INPUT FOR THIS TASK:
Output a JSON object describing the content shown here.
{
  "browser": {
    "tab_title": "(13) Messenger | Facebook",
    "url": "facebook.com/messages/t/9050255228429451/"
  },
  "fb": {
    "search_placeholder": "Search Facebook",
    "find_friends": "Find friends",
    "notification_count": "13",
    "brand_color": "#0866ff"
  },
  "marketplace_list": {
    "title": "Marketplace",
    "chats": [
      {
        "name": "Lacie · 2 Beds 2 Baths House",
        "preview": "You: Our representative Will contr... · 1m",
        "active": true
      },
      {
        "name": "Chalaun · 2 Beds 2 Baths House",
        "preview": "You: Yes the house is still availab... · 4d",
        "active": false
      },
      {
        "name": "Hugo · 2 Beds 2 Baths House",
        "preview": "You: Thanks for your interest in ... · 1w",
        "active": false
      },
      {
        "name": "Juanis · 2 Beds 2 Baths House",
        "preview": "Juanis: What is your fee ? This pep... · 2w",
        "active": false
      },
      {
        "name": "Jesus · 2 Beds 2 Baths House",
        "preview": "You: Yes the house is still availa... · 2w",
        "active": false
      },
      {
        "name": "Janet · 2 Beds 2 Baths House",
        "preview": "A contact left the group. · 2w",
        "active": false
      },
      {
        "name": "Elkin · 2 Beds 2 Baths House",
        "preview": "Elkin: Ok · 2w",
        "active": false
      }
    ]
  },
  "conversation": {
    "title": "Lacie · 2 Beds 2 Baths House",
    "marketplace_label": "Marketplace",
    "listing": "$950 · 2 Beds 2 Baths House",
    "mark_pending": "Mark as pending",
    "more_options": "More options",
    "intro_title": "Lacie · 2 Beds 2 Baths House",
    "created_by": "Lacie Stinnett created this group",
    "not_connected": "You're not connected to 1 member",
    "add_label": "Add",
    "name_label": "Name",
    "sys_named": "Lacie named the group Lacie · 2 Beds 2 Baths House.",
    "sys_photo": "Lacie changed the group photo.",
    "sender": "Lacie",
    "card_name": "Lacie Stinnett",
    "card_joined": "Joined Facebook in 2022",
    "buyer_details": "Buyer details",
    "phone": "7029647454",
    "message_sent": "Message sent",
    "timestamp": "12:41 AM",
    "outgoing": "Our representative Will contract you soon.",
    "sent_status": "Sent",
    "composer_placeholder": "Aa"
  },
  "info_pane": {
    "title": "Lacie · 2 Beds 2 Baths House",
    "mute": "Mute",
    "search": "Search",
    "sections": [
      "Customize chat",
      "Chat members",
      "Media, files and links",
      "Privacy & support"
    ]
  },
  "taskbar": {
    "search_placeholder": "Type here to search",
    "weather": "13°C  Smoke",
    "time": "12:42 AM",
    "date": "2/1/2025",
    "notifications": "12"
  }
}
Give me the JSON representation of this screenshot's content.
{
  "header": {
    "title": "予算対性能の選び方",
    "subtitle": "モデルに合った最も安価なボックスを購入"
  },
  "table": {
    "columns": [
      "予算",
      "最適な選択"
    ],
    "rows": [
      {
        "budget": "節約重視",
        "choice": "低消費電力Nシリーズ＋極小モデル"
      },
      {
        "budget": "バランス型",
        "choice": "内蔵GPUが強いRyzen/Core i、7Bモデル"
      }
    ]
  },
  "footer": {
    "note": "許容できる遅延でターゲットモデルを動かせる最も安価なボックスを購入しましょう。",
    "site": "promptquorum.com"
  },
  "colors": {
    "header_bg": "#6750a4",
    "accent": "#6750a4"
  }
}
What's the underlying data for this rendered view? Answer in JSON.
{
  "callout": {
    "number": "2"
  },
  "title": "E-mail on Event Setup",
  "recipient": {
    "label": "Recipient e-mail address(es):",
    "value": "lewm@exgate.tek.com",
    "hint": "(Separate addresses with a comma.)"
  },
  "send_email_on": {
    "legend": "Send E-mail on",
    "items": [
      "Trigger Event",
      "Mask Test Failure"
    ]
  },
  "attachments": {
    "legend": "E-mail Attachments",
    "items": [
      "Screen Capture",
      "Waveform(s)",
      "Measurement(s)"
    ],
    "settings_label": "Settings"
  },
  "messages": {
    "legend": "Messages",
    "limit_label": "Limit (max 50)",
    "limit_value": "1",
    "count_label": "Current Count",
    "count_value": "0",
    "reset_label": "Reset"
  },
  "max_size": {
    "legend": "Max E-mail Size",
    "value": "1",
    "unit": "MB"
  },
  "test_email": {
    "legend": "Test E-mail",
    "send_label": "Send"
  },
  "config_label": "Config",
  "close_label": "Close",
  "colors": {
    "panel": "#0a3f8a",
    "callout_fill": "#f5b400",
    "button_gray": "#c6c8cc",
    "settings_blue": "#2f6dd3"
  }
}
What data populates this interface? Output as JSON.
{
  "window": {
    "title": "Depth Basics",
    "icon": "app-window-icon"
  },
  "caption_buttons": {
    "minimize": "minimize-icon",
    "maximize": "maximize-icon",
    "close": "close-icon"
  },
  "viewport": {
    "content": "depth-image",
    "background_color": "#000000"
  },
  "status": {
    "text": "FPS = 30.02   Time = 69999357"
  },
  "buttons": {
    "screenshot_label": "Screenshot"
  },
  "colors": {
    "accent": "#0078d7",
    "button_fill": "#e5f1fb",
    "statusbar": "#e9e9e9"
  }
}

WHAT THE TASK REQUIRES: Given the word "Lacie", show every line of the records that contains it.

RESPONSE TO THIS TASK:
        "name": "Lacie · 2 Beds 2 Baths House",
    "title": "Lacie · 2 Beds 2 Baths House",
    "intro_title": "Lacie · 2 Beds 2 Baths House",
    "created_by": "Lacie Stinnett created this group",
    "sys_named": "Lacie named the group Lacie · 2 Beds 2 Baths House.",
    "sys_photo": "Lacie changed the group photo.",
    "sender": "Lacie",
    "card_name": "Lacie Stinnett",
    "title": "Lacie · 2 Beds 2 Baths House",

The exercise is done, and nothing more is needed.